Instructions to follow: The task calls for each line of the records below in which the word "Document" appears.

<<<<

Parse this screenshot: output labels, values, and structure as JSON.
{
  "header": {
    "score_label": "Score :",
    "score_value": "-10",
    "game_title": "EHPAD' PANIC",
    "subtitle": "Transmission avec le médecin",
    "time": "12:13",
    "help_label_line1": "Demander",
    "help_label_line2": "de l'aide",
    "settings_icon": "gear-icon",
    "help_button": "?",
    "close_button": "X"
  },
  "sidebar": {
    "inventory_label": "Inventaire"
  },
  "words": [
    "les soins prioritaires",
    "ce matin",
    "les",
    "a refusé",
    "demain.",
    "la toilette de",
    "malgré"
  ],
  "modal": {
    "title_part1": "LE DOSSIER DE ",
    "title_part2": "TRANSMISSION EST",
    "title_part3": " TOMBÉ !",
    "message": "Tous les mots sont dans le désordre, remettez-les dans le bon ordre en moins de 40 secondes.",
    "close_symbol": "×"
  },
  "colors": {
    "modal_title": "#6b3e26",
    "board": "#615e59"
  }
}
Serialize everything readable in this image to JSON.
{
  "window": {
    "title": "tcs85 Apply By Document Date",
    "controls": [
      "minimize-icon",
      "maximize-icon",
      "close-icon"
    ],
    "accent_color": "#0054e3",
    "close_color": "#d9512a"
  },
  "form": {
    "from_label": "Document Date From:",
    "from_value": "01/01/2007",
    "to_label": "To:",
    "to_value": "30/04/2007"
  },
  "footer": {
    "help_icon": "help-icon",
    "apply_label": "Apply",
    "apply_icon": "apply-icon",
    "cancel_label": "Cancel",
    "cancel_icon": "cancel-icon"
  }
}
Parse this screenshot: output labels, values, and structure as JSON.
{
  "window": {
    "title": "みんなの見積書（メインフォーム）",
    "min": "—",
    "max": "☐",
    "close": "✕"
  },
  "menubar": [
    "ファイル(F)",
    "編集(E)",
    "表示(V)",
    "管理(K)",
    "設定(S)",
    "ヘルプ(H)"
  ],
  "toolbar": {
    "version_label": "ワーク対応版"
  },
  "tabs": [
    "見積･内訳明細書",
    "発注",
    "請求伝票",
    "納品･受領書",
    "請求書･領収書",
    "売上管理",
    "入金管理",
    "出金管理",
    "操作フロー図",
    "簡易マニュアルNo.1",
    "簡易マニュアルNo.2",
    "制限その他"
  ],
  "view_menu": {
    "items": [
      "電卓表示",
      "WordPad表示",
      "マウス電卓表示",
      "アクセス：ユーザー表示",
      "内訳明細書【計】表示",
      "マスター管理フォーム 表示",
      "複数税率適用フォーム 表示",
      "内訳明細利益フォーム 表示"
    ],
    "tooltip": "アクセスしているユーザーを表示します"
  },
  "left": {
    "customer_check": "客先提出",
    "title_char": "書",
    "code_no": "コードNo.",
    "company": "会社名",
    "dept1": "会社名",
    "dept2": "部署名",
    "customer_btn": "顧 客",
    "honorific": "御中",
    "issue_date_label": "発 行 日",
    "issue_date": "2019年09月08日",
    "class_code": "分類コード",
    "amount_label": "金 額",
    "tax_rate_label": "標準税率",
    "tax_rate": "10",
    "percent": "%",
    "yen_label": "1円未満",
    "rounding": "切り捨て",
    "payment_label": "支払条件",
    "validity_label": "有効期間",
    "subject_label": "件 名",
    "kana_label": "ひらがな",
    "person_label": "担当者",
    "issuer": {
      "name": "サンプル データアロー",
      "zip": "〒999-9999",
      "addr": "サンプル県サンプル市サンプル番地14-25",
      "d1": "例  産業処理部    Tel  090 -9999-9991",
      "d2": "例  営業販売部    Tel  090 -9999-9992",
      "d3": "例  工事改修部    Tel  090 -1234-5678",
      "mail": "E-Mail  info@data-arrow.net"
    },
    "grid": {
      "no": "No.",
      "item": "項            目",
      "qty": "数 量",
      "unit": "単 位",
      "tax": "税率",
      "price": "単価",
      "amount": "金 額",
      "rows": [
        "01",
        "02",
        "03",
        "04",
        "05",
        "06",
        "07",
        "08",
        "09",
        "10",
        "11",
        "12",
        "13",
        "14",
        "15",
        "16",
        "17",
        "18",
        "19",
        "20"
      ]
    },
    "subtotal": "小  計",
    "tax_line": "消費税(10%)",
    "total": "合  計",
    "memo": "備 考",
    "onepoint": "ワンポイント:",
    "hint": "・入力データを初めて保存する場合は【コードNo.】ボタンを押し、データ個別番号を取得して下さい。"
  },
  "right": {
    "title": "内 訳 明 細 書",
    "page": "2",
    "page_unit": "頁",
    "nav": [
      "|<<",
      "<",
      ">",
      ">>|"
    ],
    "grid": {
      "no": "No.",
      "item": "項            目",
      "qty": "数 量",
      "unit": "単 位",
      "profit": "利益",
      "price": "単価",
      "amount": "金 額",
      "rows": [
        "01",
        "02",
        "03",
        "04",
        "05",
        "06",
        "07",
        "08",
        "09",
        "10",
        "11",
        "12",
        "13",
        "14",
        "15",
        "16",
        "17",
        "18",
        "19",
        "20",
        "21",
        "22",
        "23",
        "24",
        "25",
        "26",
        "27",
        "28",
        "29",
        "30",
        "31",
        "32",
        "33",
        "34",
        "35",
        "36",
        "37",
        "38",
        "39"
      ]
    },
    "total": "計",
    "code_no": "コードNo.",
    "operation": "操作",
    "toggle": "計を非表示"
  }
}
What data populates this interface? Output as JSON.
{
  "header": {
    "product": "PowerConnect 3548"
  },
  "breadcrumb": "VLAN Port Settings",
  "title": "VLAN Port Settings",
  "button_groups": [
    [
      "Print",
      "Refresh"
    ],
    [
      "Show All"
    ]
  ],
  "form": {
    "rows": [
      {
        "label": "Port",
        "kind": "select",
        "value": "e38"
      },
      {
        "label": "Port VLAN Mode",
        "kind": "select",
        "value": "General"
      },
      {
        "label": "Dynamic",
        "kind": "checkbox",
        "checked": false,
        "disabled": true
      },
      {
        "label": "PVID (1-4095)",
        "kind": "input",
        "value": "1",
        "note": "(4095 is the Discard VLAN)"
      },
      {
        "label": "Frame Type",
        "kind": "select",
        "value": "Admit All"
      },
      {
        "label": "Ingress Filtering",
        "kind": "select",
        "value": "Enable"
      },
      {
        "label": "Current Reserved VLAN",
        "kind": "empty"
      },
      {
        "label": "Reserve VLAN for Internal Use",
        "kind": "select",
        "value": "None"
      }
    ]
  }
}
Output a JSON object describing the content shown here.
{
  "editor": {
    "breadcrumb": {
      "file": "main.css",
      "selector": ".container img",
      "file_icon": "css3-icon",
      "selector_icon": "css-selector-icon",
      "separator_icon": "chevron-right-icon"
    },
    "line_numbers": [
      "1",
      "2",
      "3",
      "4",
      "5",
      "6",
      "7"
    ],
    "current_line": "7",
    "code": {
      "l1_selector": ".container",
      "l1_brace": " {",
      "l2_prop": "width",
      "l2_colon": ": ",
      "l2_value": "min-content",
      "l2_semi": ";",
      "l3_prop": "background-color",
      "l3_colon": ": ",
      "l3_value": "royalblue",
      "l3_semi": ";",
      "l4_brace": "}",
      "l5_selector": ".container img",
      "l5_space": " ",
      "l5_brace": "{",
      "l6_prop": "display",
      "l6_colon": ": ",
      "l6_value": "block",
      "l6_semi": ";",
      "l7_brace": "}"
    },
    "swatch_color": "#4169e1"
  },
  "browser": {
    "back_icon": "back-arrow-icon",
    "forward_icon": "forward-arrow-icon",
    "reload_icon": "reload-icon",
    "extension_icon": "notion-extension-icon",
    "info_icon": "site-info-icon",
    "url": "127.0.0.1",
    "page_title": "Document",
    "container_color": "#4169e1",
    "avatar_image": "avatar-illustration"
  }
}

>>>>

Task answer:
    "title": "tcs85 Apply By Document Date",
    "from_label": "Document Date From:",
    "page_title": "Document",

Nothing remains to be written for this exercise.